[ New York, July 30, 1795. “Mr. Hamilton said, ‘unless the treaty was ratified, we might expect a foreign war , and if it is ratified we might expect a civil war .’ He adds, ‘true, a gentleman observed to me, that a foreign war might be procrastinated by further negociations, but this would be degrading to the honor of the nation .’ To this he added, although not in direct terms, yet such as...
I have your Letter of the 28th: I will see the Secy of War this morning, and you may rely upon it, that the movement will be suspended. The true state of things in this city is, that the Treaty was at first unpopular, the expectations of vain sanguine men, who considered this Country as all powerful & intittled to dictate, were not satisfied—every engine of faction was successfully set at...
4[Diary entry: 30 July 1795] (Washington Papers)
30. Do. variable much rain.
I do myself the honor to transmit to You, a Sermon delivered in this City, on the last Anniversary of American Independence: And also a Discourse delivered at the request of, & before the Grand Lodge of this State, on the late Festival of St John the Baptist. Be pleased, Sir, to receive these trifling productions, not as in themselves worthy of Your attention; but as a small testimony of that...
The accompanying Poem was composed, by the appointment of the rev. president Willard. The wish of many friends induced its publication. As a mite of public gratitude, it was dedicated to the First of men. As a tribute of private veneration, it is laid at his feet. By his most obedient, & devoted humble servant, ALS , PHi : Gratz Collection: American Literary Duplicates Thomas Paine (1773–1811)...
The citizens of Richmond respectfully beg leave to enclose a copy of their proceedings of their meeting of yesterday and this day and to give their reasons in support of the principles therein laid down. They deem the said Treaty to be insulting, Because— At a time when we were most grievously oppressed by the British Nation on the High Seas, contrary to all the rules of national law and...
I have postponed to answer the letter you did me the honor to write last untill I should have found a good opportunity to forward your pacquets to Mr. Monroe, and M. Van Staphorsts & Co. They went, about two weeks ago, in an American Ship, and were committed to the care of a Mr. Murgatroyd of Philadelphia.

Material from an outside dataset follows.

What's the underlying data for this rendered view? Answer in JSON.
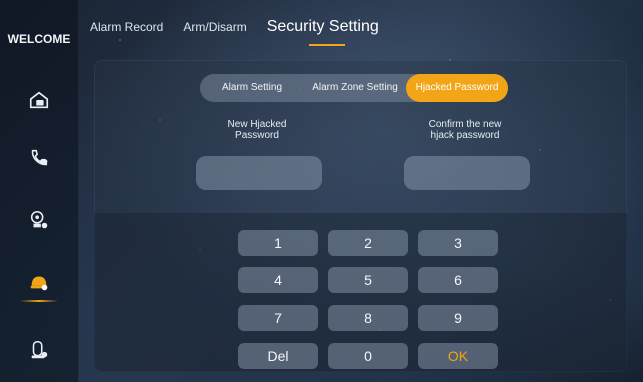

He is a young [man] of good connexions here, and I doubt not will place them in the...
I should begin my letter with many excuses, that I, unknown and stranger to You, make bold, to address You; but a man of Your celebrity, of such patriotism and public spirit, as You have shewn the world, is certainly a benevolent man. So I confidently hope, You will pardon me the liberty I take. Your worthy Country men Mr. J. Belknap and president Stiles of Yale College have exhorted me, to...